## Task material
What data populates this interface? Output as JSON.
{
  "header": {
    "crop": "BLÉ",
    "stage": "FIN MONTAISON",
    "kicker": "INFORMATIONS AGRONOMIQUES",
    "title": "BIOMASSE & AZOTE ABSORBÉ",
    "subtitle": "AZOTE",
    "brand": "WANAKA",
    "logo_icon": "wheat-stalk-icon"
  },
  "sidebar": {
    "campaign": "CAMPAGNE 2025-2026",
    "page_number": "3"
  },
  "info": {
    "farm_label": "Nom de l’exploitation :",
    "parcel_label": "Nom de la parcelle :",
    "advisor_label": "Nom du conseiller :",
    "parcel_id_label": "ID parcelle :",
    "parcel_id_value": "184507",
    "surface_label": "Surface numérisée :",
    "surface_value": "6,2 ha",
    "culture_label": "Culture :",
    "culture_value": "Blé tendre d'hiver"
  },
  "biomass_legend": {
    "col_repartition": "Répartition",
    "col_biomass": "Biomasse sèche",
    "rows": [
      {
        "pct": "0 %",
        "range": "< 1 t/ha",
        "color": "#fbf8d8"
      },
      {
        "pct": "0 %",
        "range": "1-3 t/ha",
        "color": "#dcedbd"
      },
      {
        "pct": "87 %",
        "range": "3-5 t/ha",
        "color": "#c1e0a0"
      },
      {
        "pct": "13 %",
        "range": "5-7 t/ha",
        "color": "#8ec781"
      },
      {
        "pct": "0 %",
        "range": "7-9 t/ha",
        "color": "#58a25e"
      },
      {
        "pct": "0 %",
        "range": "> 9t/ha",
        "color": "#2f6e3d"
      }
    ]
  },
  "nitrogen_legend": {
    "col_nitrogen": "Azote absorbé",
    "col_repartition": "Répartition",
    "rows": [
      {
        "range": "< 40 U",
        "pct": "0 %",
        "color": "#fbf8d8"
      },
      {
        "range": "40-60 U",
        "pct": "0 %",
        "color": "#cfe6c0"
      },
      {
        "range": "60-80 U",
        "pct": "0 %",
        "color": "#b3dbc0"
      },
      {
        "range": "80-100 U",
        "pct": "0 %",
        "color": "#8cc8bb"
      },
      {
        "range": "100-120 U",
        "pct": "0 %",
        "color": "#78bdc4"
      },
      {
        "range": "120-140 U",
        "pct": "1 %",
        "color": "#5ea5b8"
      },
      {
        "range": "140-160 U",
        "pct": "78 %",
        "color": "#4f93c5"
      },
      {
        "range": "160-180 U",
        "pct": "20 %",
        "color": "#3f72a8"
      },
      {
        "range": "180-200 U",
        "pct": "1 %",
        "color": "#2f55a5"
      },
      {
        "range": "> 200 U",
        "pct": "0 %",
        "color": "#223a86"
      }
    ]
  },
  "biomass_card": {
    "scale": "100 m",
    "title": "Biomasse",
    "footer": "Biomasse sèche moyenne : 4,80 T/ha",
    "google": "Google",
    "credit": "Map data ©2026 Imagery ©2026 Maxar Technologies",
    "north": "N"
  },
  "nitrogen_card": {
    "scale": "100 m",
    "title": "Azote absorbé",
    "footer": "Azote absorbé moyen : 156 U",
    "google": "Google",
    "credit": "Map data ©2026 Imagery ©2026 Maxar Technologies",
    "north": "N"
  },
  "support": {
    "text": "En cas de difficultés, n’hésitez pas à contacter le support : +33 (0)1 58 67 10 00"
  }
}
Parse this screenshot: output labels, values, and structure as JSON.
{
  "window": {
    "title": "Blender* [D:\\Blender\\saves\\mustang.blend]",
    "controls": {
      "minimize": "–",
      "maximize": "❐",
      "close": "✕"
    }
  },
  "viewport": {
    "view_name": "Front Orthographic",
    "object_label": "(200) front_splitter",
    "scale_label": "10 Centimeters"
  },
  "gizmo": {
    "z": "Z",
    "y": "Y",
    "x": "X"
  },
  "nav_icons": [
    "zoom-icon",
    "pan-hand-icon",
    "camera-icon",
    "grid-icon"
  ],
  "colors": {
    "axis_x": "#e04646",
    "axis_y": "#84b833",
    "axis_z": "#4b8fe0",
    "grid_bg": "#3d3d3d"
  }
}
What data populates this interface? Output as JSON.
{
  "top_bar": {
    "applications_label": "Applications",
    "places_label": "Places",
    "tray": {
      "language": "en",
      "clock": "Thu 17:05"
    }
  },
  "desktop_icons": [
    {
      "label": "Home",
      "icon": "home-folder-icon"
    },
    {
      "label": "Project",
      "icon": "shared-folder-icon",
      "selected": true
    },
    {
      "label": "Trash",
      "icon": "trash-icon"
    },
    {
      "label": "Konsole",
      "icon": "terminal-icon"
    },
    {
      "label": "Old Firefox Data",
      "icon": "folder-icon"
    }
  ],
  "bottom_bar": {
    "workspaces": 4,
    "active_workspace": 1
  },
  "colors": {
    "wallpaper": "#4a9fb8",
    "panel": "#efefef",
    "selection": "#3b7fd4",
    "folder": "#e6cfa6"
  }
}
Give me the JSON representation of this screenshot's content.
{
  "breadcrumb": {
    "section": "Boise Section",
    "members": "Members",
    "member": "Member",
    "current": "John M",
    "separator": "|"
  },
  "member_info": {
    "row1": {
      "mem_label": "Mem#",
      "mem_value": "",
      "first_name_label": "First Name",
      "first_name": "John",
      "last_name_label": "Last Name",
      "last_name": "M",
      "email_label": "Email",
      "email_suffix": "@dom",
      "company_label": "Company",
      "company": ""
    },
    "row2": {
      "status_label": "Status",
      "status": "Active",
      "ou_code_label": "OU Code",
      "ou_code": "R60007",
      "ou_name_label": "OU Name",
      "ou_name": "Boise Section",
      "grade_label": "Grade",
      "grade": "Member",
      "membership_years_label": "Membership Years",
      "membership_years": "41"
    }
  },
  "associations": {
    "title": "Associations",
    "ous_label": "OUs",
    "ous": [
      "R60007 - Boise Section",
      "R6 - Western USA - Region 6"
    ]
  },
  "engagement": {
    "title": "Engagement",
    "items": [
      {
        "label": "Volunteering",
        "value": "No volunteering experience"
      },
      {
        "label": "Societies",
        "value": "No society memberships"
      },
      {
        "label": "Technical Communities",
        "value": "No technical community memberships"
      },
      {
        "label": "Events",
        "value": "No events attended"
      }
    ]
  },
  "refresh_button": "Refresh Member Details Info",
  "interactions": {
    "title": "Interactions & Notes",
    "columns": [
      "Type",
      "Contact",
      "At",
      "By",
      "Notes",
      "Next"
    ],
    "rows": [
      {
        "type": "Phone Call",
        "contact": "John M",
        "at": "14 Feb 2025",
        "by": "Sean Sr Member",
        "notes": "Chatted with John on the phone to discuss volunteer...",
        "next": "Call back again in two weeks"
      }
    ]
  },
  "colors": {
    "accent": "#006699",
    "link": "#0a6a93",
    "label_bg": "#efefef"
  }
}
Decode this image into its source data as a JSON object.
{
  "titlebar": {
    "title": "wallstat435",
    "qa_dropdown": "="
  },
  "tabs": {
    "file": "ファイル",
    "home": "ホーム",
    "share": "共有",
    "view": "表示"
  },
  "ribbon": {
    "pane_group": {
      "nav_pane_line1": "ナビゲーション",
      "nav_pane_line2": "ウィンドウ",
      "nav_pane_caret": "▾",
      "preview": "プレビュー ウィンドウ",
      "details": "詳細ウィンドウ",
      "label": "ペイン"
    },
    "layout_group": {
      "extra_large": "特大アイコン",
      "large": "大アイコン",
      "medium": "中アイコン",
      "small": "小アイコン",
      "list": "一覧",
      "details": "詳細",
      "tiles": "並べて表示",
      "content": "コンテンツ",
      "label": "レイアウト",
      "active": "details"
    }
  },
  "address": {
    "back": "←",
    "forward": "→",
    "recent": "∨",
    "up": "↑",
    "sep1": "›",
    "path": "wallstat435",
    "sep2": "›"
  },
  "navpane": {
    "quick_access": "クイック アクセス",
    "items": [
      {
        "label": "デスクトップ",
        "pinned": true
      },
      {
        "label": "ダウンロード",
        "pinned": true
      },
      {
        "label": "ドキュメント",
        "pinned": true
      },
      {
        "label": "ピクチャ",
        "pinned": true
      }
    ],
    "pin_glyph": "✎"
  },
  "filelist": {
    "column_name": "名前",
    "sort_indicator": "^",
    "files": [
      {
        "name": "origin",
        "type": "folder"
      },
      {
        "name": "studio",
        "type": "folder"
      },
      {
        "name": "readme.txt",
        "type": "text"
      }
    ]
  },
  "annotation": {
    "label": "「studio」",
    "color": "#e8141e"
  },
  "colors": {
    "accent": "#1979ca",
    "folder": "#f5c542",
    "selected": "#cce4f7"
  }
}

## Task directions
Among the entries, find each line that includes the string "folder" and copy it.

## Answer section
      "icon": "home-folder-icon"
      "icon": "shared-folder-icon",
      "icon": "folder-icon"
    "folder": "#e6cfa6"
        "type": "folder"
        "type": "folder"
    "folder": "#f5c542",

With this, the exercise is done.